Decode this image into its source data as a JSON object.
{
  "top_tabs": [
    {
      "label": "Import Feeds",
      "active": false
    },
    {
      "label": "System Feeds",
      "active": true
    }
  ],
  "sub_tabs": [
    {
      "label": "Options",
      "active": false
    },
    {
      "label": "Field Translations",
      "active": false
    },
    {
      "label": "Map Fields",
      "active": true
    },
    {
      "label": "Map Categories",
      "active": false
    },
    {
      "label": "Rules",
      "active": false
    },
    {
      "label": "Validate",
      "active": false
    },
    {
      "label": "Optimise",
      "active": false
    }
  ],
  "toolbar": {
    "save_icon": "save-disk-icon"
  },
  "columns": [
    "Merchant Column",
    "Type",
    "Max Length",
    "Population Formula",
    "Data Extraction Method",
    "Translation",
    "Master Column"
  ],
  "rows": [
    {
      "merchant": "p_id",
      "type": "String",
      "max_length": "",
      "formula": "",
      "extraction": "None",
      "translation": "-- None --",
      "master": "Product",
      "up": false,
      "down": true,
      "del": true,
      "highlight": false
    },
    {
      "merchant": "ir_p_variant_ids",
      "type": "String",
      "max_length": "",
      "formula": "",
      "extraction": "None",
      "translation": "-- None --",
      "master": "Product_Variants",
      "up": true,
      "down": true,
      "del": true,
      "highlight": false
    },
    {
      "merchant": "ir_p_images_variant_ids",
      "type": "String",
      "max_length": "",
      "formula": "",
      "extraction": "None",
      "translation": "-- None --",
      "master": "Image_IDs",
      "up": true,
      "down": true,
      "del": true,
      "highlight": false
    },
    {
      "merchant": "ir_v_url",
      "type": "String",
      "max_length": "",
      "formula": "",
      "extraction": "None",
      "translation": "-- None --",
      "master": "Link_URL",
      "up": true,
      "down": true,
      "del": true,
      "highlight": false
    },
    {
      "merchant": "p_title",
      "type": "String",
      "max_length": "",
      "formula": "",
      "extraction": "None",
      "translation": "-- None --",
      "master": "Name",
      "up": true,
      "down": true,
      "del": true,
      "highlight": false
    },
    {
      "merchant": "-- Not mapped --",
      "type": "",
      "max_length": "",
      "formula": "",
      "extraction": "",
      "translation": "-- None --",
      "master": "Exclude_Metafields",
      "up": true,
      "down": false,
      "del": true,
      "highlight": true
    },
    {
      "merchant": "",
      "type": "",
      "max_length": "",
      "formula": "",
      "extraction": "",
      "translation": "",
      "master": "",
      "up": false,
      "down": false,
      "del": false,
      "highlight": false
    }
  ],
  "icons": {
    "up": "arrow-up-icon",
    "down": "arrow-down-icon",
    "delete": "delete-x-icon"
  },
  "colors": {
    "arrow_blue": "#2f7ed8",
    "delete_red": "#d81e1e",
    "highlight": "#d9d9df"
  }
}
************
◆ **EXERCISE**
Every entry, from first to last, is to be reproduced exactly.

◆ **TASK RESPONSE**
Decode this image into its source data as a JSON object.
{
  "top_tabs": [
    {
      "label": "Import Feeds",
      "active": false
    },
    {
      "label": "System Feeds",
      "active": true
    }
  ],
  "sub_tabs": [
    {
      "label": "Options",
      "active": false
    },
    {
      "label": "Field Translations",
      "active": false
    },
    {
      "label": "Map Fields",
      "active": true
    },
    {
      "label": "Map Categories",
      "active": false
    },
    {
      "label": "Rules",
      "active": false
    },
    {
      "label": "Validate",
      "active": false
    },
    {
      "label": "Optimise",
      "active": false
    }
  ],
  "toolbar": {
    "save_icon": "save-disk-icon"
  },
  "columns": [
    "Merchant Column",
    "Type",
    "Max Length",
    "Population Formula",
    "Data Extraction Method",
    "Translation",
    "Master Column"
  ],
  "rows": [
    {
      "merchant": "p_id",
      "type": "String",
      "max_length": "",
      "formula": "",
      "extraction": "None",
      "translation": "-- None --",
      "master": "Product",
      "up": false,
      "down": true,
      "del": true,
      "highlight": false
    },
    {
      "merchant": "ir_p_variant_ids",
      "type": "String",
      "max_length": "",
      "formula": "",
      "extraction": "None",
      "translation": "-- None --",
      "master": "Product_Variants",
      "up": true,
      "down": true,
      "del": true,
      "highlight": false
    },
    {
      "merchant": "ir_p_images_variant_ids",
      "type": "String",
      "max_length": "",
      "formula": "",
      "extraction": "None",
      "translation": "-- None --",
      "master": "Image_IDs",
      "up": true,
      "down": true,
      "del": true,
      "highlight": false
    },
    {
      "merchant": "ir_v_url",
      "type": "String",
      "max_length": "",
      "formula": "",
      "extraction": "None",
      "translation": "-- None --",
      "master": "Link_URL",
      "up": true,
      "down": true,
      "del": true,
      "highlight": false
    },
    {
      "merchant": "p_title",
      "type": "String",
      "max_length": "",
      "formula": "",
      "extraction": "None",
      "translation": "-- None --",
      "master": "Name",
      "up": true,
      "down": true,
      "del": true,
      "highlight": false
    },
    {
      "merchant": "-- Not mapped --",
      "type": "",
      "max_length": "",
      "formula": "",
      "extraction": "",
      "translation": "-- None --",
      "master": "Exclude_Metafields",
      "up": true,
      "down": false,
      "del": true,
      "highlight": true
    },
    {
      "merchant": "",
      "type": "",
      "max_length": "",
      "formula": "",
      "extraction": "",
      "translation": "",
      "master": "",
      "up": false,
      "down": false,
      "del": false,
      "highlight": false
    }
  ],
  "icons": {
    "up": "arrow-up-icon",
    "down": "arrow-down-icon",
    "delete": "delete-x-icon"
  },
  "colors": {
    "arrow_blue": "#2f7ed8",
    "delete_red": "#d81e1e",
    "highlight": "#d9d9df"
  }
}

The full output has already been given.